BB - When they say a monster, do they mean it's going to be an extraordinarily successful year for drag racing?
CP - No, it's going to be a challenging one.
BB - Oh, I agree. So right now, I know that I disappointed a lot of people. I know what I have done. I am Wally World and all of the Griswolds that we're going to make their annual trip to Wally World are finding out that the park's closed. And so I've got lots of Clark Griswold families that are very disappointed. The support has been overwhelming, but they're disappointed. And I get it.
And so I have to come out next year better than I've ever been before. Our service needs to be better. Our facility needs to be better. We have got to be better than we've ever been before. I believe that next year will be very financially challenging because right now everybody has CARE's act money, everybody has stimulus money. We've slapped a big red tube of lipstick on a pig and come August when all that money dries up, and people are going to be out looking for jobs, and all of that cash goes away, I think it's going to be scary. At least that's how I'm going to plan. And I can be pleasantly surprised if I'm wrong.

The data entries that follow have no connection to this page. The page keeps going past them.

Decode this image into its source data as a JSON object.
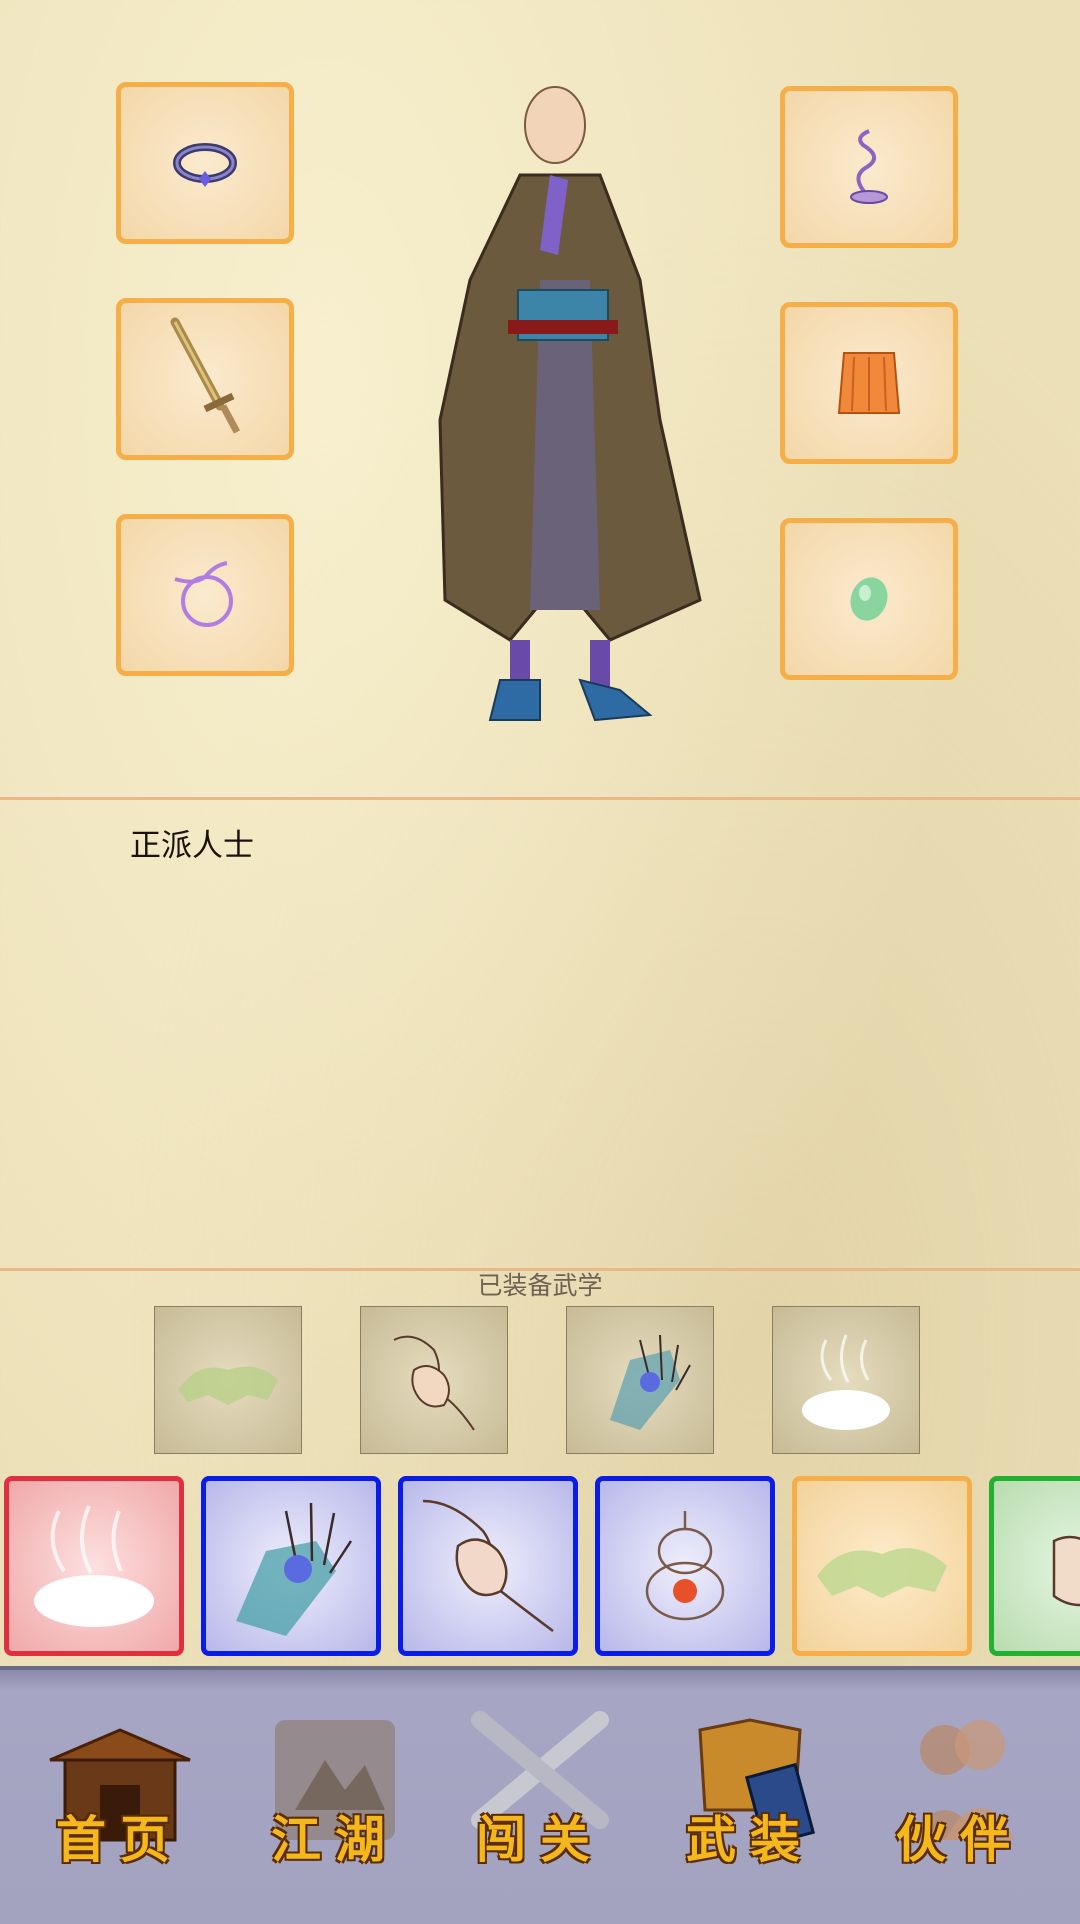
{
  "character": {
    "title": "正派人士",
    "hero_image": "monk-hero",
    "equipment_left": [
      {
        "name": "ring",
        "icon": "purple-ring-icon"
      },
      {
        "name": "sword",
        "icon": "sword-icon"
      },
      {
        "name": "bracelet",
        "icon": "ribbon-ring-icon"
      }
    ],
    "equipment_right": [
      {
        "name": "incense",
        "icon": "incense-icon"
      },
      {
        "name": "robe",
        "icon": "orange-cloth-icon"
      },
      {
        "name": "jade",
        "icon": "jade-icon"
      }
    ]
  },
  "martial": {
    "header": "已装备武学",
    "equipped": [
      "green-beast-icon",
      "clasped-fists-icon",
      "palm-strike-icon",
      "mist-cloud-icon"
    ]
  },
  "skills_strip": [
    {
      "icon": "mist-cloud-icon",
      "color": "red"
    },
    {
      "icon": "palm-strike-icon",
      "color": "blue"
    },
    {
      "icon": "clasped-fists-icon",
      "color": "blue"
    },
    {
      "icon": "gourd-icon",
      "color": "blue"
    },
    {
      "icon": "green-beast-icon",
      "color": "orange"
    },
    {
      "icon": "fist-icon",
      "color": "green"
    }
  ],
  "nav": {
    "home": "首页",
    "jianghu": "江湖",
    "challenge": "闯关",
    "equipment": "武装",
    "partners": "伙伴"
  }
}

So we have got to be better. We have got to excel in every area, and we're going to need to be sensitive to pricing. I'm going to advocate roll back pricing next year. Any businessman or businesswoman who says, "You know what? I'm going to have to raise my prices next year to overcome a loss from 2020," is going to find themselves hurting for sure.
So I think next year is going to be a tough year. Let me say this too, Bobby. All my economic indicators were that this year, 2020, would have been an off the charts successful year. Ticket sales for the national event in March were up eight-and-a-half percent, ticket sales for Night Under Fire were up double digits. I don't remember the exact number. Sponsor sales were up. The wind was at our back. The economy was strong. I was incredibly optimistic about this year. So I am going to go into 2021 with the exact opposite mindset, and maybe I'll be pleasantly surprised, but I won't be unprepared. I can damn well assure you that.